jross

Well-known member
#20
With the right glue it is definitely fixable assuming that all of the bits are there!

Have fun!
You're funny. I took it and showed it to a few guys in the local flying club. One said the same as you. We all laughed. Except Mike. He was serious. When we realized that, we laughed more.

But now that I've been goaded several times, I may have to take a stab at it. No idea what glue I'd use. Mike suggested plain old white glue. I figure for some stuff, Gorilla glue would work well. Pretty sure CA will eat it. Only things I don't have are motor and esc. Buddy seems to have put that in his kit. Think we got all the foam but it's possible some flew well beyond the 20 foot blast radius we searched. Snow now so if anything is missing, it's gone till spring. Guess the only way to find out is clear the big table and start placing bits where they belong. My first autopsy.

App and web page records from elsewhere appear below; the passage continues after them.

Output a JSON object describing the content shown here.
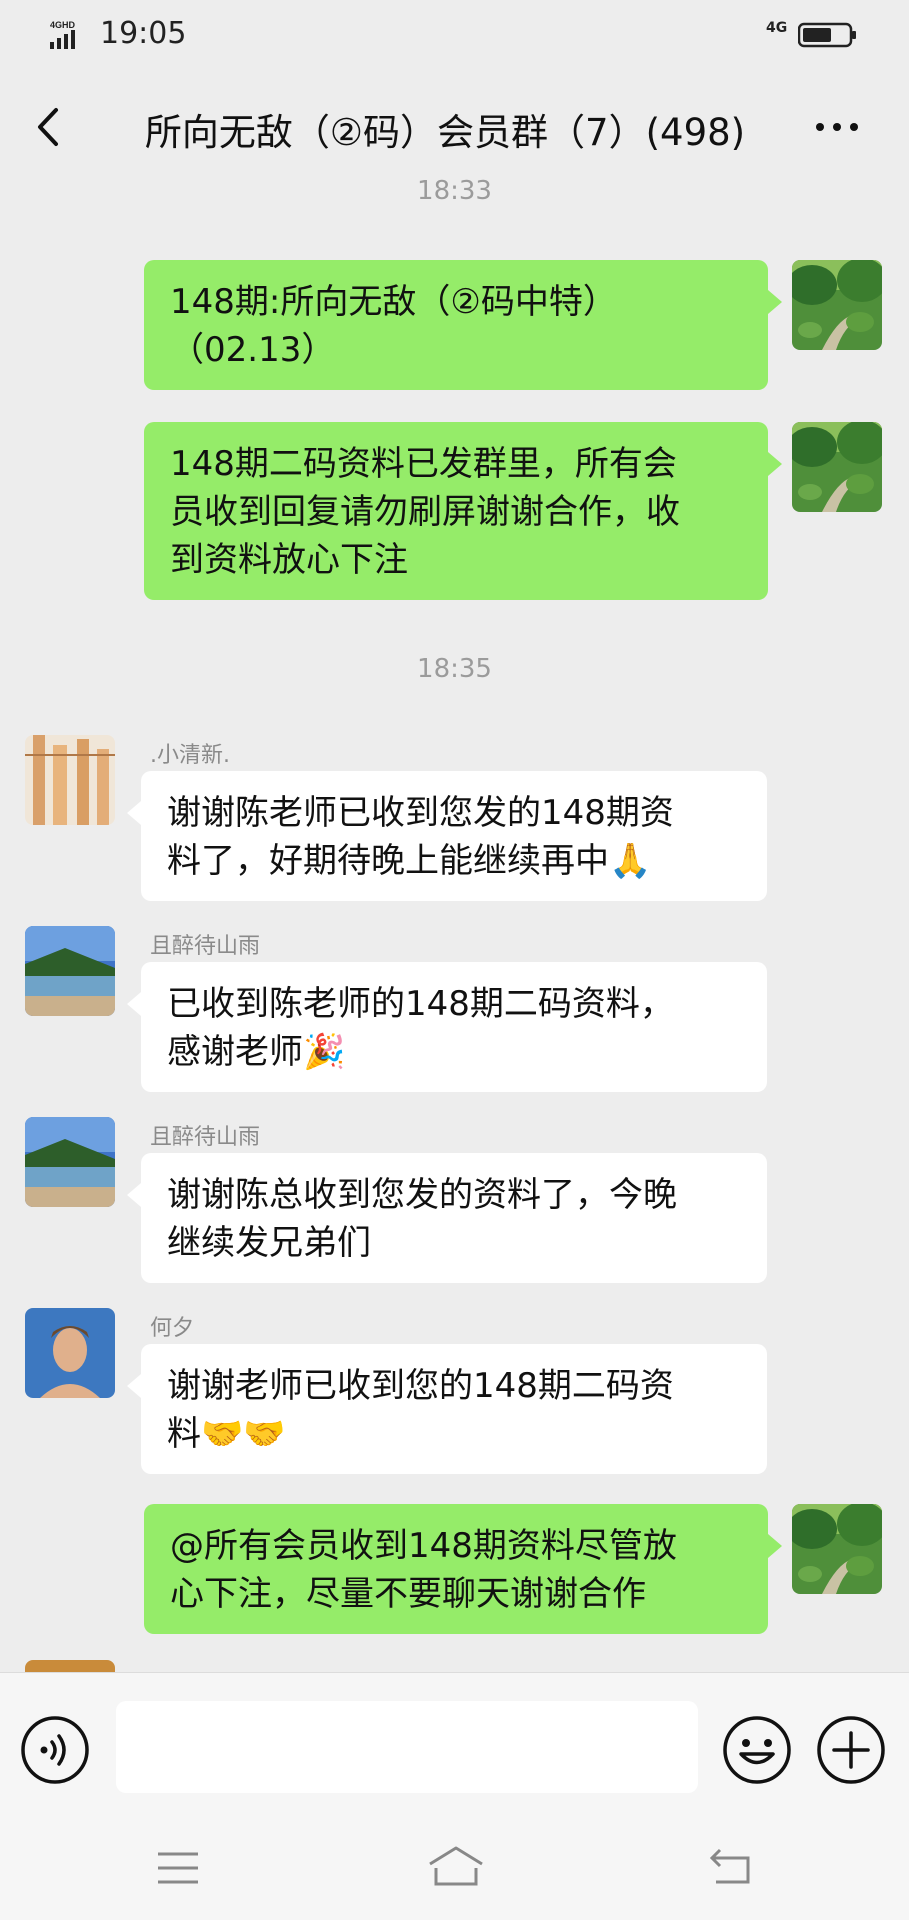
{
  "status_bar": {
    "time": "19:05",
    "network_left": "4GHD",
    "network_right": "4G"
  },
  "header": {
    "title": "所向无敌（②码）会员群（7）(498)"
  },
  "timestamps": [
    "18:33",
    "18:35"
  ],
  "messages": [
    {
      "direction": "out",
      "lines": [
        "148期:所向无敌（②码中特）",
        "（02.13）"
      ]
    },
    {
      "direction": "out",
      "lines": [
        "148期二码资料已发群里，所有会",
        "员收到回复请勿刷屏谢谢合作，收",
        "到资料放心下注"
      ]
    },
    {
      "direction": "in",
      "sender": ".小清新.",
      "lines": [
        "谢谢陈老师已收到您发的148期资",
        "料了，好期待晚上能继续再中🙏"
      ]
    },
    {
      "direction": "in",
      "sender": "且醉待山雨",
      "lines": [
        "已收到陈老师的148期二码资料，",
        "感谢老师🎉"
      ]
    },
    {
      "direction": "in",
      "sender": "且醉待山雨",
      "lines": [
        "谢谢陈总收到您发的资料了，今晚",
        "继续发兄弟们"
      ]
    },
    {
      "direction": "in",
      "sender": "何夕",
      "lines": [
        "谢谢老师已收到您的148期二码资",
        "料🤝🤝"
      ]
    },
    {
      "direction": "out",
      "lines": [
        "@所有会员收到148期资料尽管放",
        "心下注，尽量不要聊天谢谢合作"
      ]
    }
  ],
  "input": {
    "value": ""
  },
  "icons": {
    "back": "chevron-left-icon",
    "more": "more-dots-icon",
    "voice": "voice-icon",
    "emoji": "emoji-icon",
    "plus": "plus-icon",
    "sys_menu": "menu-icon",
    "sys_home": "home-icon",
    "sys_back": "back-icon"
  },
  "colors": {
    "outgoing_bubble": "#95ec69",
    "incoming_bubble": "#ffffff",
    "background": "#ededed"
  }
}
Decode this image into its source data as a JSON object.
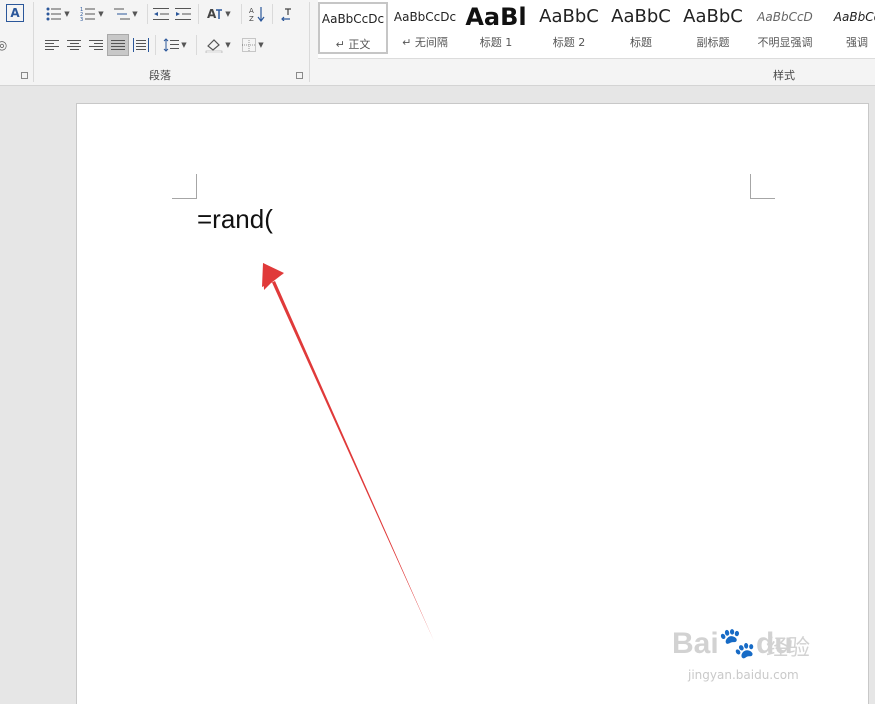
{
  "paragraph_group": {
    "label": "段落",
    "row1": [
      {
        "name": "bullets",
        "icon": "bullet-list-icon"
      },
      {
        "name": "numbering",
        "icon": "numbered-list-icon"
      },
      {
        "name": "multilevel",
        "icon": "multilevel-list-icon"
      },
      {
        "name": "decrease-indent",
        "icon": "decrease-indent-icon"
      },
      {
        "name": "increase-indent",
        "icon": "increase-indent-icon"
      },
      {
        "name": "chinese-layout",
        "icon": "chinese-layout-icon"
      },
      {
        "name": "sort",
        "icon": "sort-icon"
      },
      {
        "name": "show-marks",
        "icon": "pilcrow-icon"
      }
    ],
    "row2": [
      {
        "name": "align-left",
        "icon": "align-left-icon"
      },
      {
        "name": "align-center",
        "icon": "align-center-icon"
      },
      {
        "name": "align-right",
        "icon": "align-right-icon"
      },
      {
        "name": "justify",
        "icon": "justify-icon",
        "active": true
      },
      {
        "name": "distributed",
        "icon": "distributed-icon"
      },
      {
        "name": "line-spacing",
        "icon": "line-spacing-icon"
      },
      {
        "name": "shading",
        "icon": "shading-icon"
      },
      {
        "name": "borders",
        "icon": "borders-icon"
      }
    ]
  },
  "font_group": {
    "text_effect_glyph": "A",
    "clear_glyph": "◎"
  },
  "styles_group": {
    "label": "样式",
    "items": [
      {
        "preview": "AaBbCcDc",
        "name": "↵ 正文",
        "selected": true
      },
      {
        "preview": "AaBbCcDc",
        "name": "↵ 无间隔"
      },
      {
        "preview": "AaBl",
        "name": "标题 1"
      },
      {
        "preview": "AaBbC",
        "name": "标题 2"
      },
      {
        "preview": "AaBbC",
        "name": "标题"
      },
      {
        "preview": "AaBbC",
        "name": "副标题"
      },
      {
        "preview": "AaBbCcD",
        "name": "不明显强调"
      },
      {
        "preview": "AaBbCc",
        "name": "强调"
      }
    ]
  },
  "document": {
    "text": "=rand("
  },
  "watermark": {
    "logo": "Bai🐾du",
    "logo_cn": "经验",
    "sub": "jingyan.baidu.com"
  },
  "colors": {
    "arrow": "#e03a3a",
    "ribbon": "#f4f4f4",
    "workspace": "#e6e6e6"
  }
}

Dog prints, d8veh. From our aussie shepherd. Like a large cat. When she was about 6 months old, I came outside to find her on the cab of my F-350.